St. Patrick's Day recipes bring luck of the Irish into the kitchen
Saturday is St. Patrick’s Day, and in addition to celebrating gold at the end of rainbow, leprechauns and all things green, that means it’s time for some good Irish food.
It also signals a day of green beer at some establishments, while others, like World Pub in North Auburn, will steer clear of the food coloring and instead serve popular Irish stouts like Guinness and Murphy’s.
“One of the reasons people are not feeling well the next day is they drink a lot of green beer,” said Eric Nordby, owner. “We think people should be drinking Irish stouts.”
Nordby said the day begins at 6 a.m., when the doors open for free green eggs and ham and a day of food, drink and the annual darts tournament.
The annual St. Patrick’s Day Parade will wind its way to Old Town starting at 5:17 p.m. Saturday.
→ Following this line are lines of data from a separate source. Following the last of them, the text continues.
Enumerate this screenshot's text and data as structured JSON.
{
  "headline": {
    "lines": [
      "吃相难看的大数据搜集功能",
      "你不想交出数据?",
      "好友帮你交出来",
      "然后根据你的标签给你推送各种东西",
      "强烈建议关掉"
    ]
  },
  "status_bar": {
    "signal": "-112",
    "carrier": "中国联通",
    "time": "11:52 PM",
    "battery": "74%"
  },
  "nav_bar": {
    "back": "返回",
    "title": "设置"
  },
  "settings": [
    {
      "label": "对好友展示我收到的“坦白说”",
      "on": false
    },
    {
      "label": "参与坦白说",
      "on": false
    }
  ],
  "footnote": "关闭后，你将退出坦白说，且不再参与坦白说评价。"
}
It will end at the California Club, where there will be free corned beef and cabbage to eat, along with green beer and Jell-o shots for sale, for people 21 and over.
For those opting for a quiet Paddy’s Day, Auburn chefs have offered up their favorite Irish-inspired recipes. Joanne Neft, co-author of the “Placer County Real Food” cookbook, shared a recipe for corned beef and cabbage, along with some words of advice:
“The slower and longer you slow-simmer the corned beef, the more tender it will be. Oftentimes people simmer the meat on boil and it quickly turns into jerky. A crockpot works perfectly, or the very lowest setting on your stove top. Don’t rush it. As well, be sure to serve with some excellent selections of mustard.”
Corned Beef with German Butterball Potatoes, Carrots and Cabbage
From Joanne Neft and Laura Kenny, “Placer County Real Food.”
6 cups water
¾ cup kosher salt
1/3 cup brown sugar, packed
¼ cup pickling spices
6 pounds beef brisket
1 pound carrots, quartered
Two large onions, quartered
4 pounds potatoes, peeled and quartered
2 pounds carrots, peeled and quartered
One and a half heads cabbage, each half sliced into three pieces
Combine water, salt, sugar and spices in a large saucepan and bring to a boil, stirring until sugar and salt dissolve. Remove from heat and let cool to room temperature. Poke several holes in the brisket and place in a large plastic bag or bowl with lid. Pour brine over meat, completely submerging. Refrigerate for five to seven days.
Preheat oven to 200. Remove beef from brine and place in a Dutch oven or heavy-bottomed pan with lid. Add quartered onions and carrots and enough water to cover. Cover and simmer meat until tender, two to three hours. Skim off any foam.
Remove from pot with a slotted spoon and place on a pan in oven to keep warm. Remove and discard carrots and onions. Place potatoes in cooking liquid and bring to boil. Turn down heat and cook until tender. Remove potatoes and add carrots. Simmer five minutes and add cabbage. Cook until both are done, remove.
Place potatoes in a serving bowl; the carrots and cabbage together in another; slice the beef, arrange on a plate and spoon some of the cooking liquid over it. Serve with dill, Dijon mustard or German brown mustard.
Francois’ Shepherd Pie
Francois Bonnefoi, of Auburn, is a chef and artist who spent years cooking aboard cruise ships, traveling the world.
1½ pound shredded beef, corned beef or prime rib, cooked
One large onion, chopped
1 teaspoon diced fresh garlic
1 teaspoon olive oil
1 cup cooked diced carrots
1 cup cooked corn
1 cup cooked green peas
2 pounds mashed potatoes
½ teaspoon salt
½ teaspoon ground white pepper
¼ teaspoon ground nutmeg
1 cup fresh cream
1 cup shredded cheddar cheese
½ cup chopped parsley
Sauté onions in garlic in oil with meat. Spread mixture on bottom of casserole dish. Spread carrots, corn and peas on top. Add salt, pepper, nutmeg and parsley. Spread mashed potatoes over. Pour cream over; sprinkle with cheese. Bake for 25 minutes at 325 degrees or until golden brown.